There are two major trends that are now coming together to reshape our economies and societies. One is the continuing replacement of humans by computers in the workplace. Computers are essential in manufacturing and in the office. They continuously replace human effort and boost productivity.

Consider this: most of the products we design today could not be designed without computers. A new computer from Dell, for example, can only be designed by using computers from a previous generation. In other words, an older model of a computer is helping in the creation of a newer one.

So in which areas are computers not likely to replace humans (at least in the short term)? Service. The caring industries. People like being cared for by other people. A genuine smile and a friendly voice have a powerful affect on us. The computers will look after the hard space, humans will look after the soft space.

The Web thrives on interconnections; cloud computing and virtualization live on the Web. If you are not connected-if you live on a remote island with no outside connections-then to live you must physically have everything you need beside you. But if you live on the Web, it doesn't matter where what you need resides, once you can make use of it. It's not the owning or the physical proximity that matters-it's the use. And what are the implications of all this? Service.

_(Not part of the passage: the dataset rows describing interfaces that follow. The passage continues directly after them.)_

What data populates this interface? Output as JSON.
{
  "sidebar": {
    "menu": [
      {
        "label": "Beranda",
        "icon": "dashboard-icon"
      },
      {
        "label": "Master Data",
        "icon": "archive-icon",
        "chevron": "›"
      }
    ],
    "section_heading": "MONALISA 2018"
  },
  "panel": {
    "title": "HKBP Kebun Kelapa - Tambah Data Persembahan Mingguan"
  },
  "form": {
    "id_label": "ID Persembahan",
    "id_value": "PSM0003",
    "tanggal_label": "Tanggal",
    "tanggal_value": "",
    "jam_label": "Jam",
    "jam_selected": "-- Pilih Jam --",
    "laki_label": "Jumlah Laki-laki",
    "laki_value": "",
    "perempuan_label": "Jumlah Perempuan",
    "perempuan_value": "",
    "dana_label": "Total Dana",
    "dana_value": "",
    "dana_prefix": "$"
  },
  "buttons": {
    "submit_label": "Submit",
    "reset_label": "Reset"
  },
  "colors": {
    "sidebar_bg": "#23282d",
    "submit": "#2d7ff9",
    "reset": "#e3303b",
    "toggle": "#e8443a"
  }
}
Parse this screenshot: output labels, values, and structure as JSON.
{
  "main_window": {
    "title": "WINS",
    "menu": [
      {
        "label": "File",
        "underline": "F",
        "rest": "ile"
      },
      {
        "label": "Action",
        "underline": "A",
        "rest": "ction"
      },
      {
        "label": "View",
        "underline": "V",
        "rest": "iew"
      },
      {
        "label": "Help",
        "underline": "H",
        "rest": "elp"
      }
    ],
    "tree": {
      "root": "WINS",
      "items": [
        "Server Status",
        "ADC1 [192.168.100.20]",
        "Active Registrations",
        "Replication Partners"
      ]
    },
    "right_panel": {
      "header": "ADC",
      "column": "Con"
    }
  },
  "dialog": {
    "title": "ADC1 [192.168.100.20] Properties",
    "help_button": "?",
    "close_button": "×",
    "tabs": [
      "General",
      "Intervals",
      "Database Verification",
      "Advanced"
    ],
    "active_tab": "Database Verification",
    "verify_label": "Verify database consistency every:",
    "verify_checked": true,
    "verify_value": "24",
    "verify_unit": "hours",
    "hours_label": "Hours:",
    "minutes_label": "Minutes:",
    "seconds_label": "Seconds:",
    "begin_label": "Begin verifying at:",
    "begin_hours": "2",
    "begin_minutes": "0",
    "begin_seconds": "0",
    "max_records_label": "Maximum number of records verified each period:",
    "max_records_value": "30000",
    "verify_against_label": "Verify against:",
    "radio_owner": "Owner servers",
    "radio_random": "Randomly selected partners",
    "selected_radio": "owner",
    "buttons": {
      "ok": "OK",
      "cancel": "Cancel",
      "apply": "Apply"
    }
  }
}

Steve Ballmer, CEO of Microsoft, said in March 2010 that Microsoft was "betting our company" on the cloud. I hear the same sort of statements in other big companies I deal with. There's a shift to the cloud; a shift to service.

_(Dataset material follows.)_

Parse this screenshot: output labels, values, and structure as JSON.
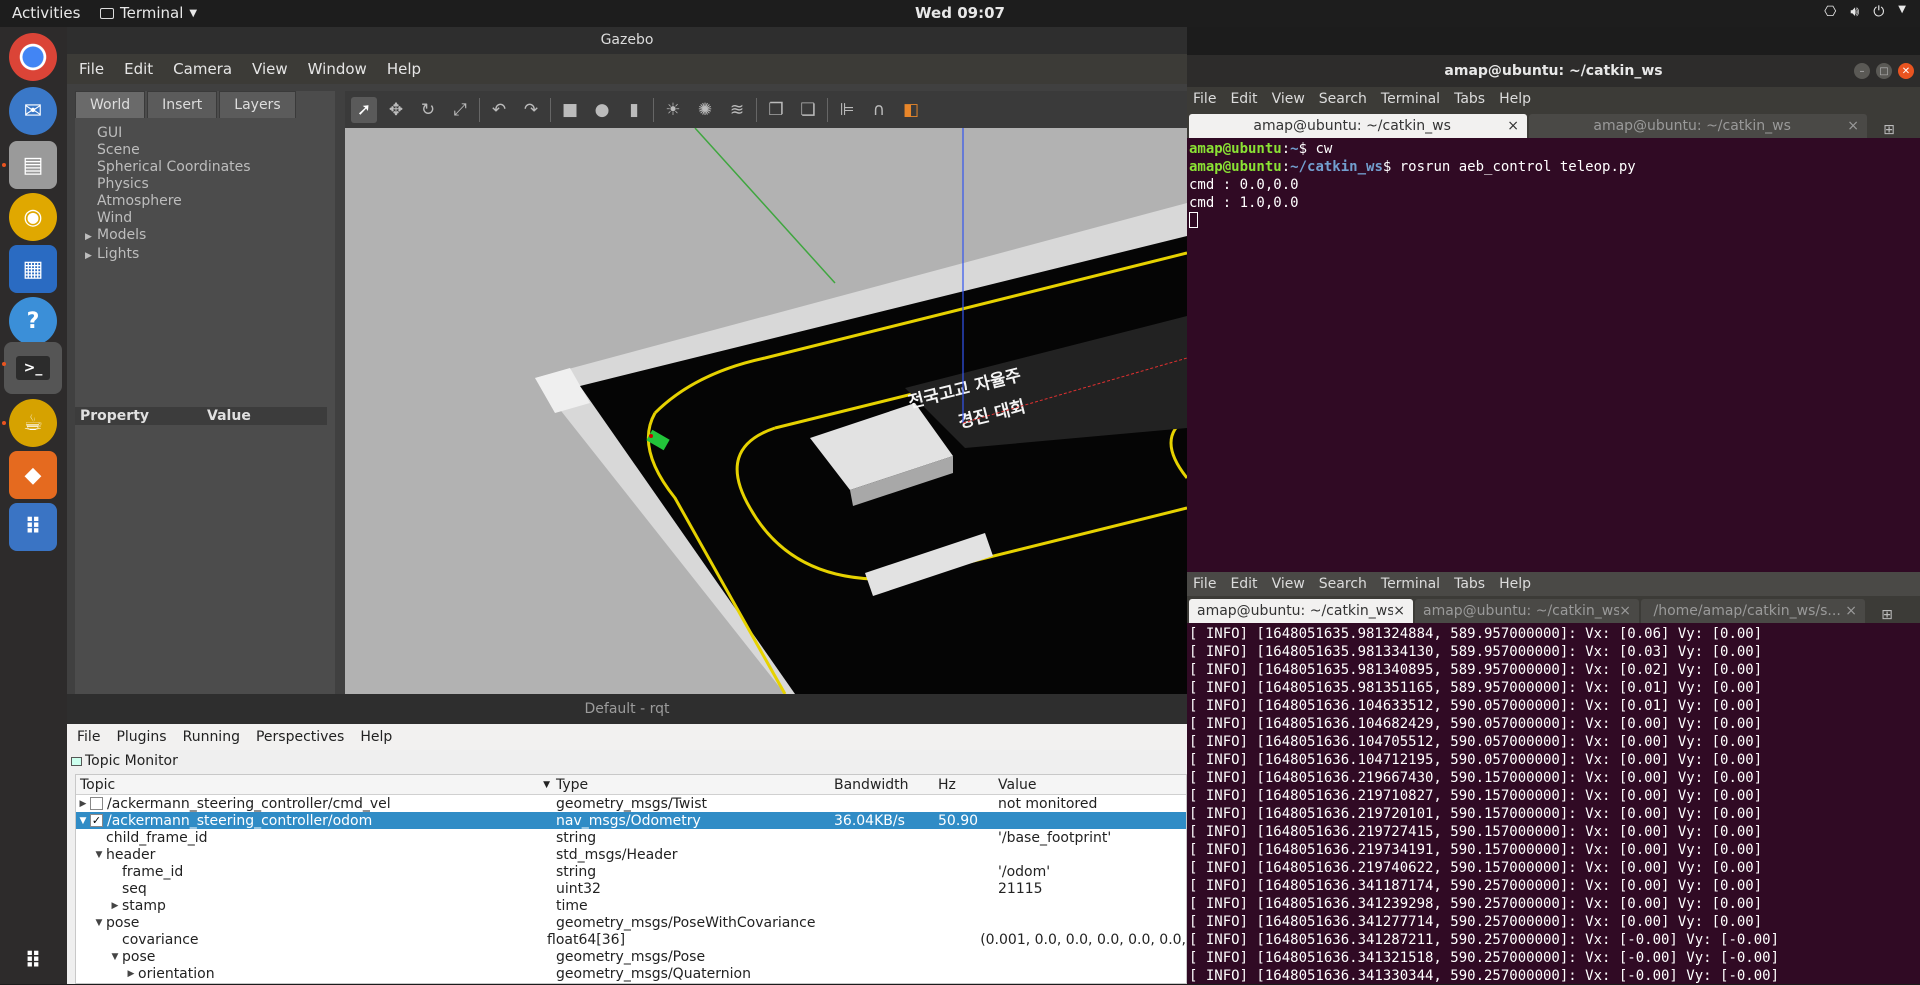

Part of this shift is of course technical. But there's an equally large cultural part . A service-driven economy will be different from a product-driven economy. Why? Because the most important thing will be the service. You pay 10 dollars a month, not 400 dollars as a once-off payment. That changes how you think about what you're getting.

Most organizations are structured around a launch and leave project-based culture of products, marketing and communication campaigns. The reward is for producing things (products, websites, brochures, videos, advertising campaigns). In a service-driven economy, the reward-structure will be based on how happy the customer is with your service.

How does a service-based brand thrive? By showing customers that you care about meeting their needs, month-in, month-out. These customers have not bought your product; they've bought your service. And that means they judge you on your service and can leave you more easily if your service declines. In service-driven economies people are locked in by trust and satisfaction, not by the fact that they have made a major investment in a product and must stick with it.

Are you ready for service? Because that's where the Web is at. Great websites are run by service professionals. People who want to help their customers succeed. People who care more about whether the customers are happy than whether the organization is. If you focus too much on the organization -- the internal politics -- you invariably lose focus on the customer.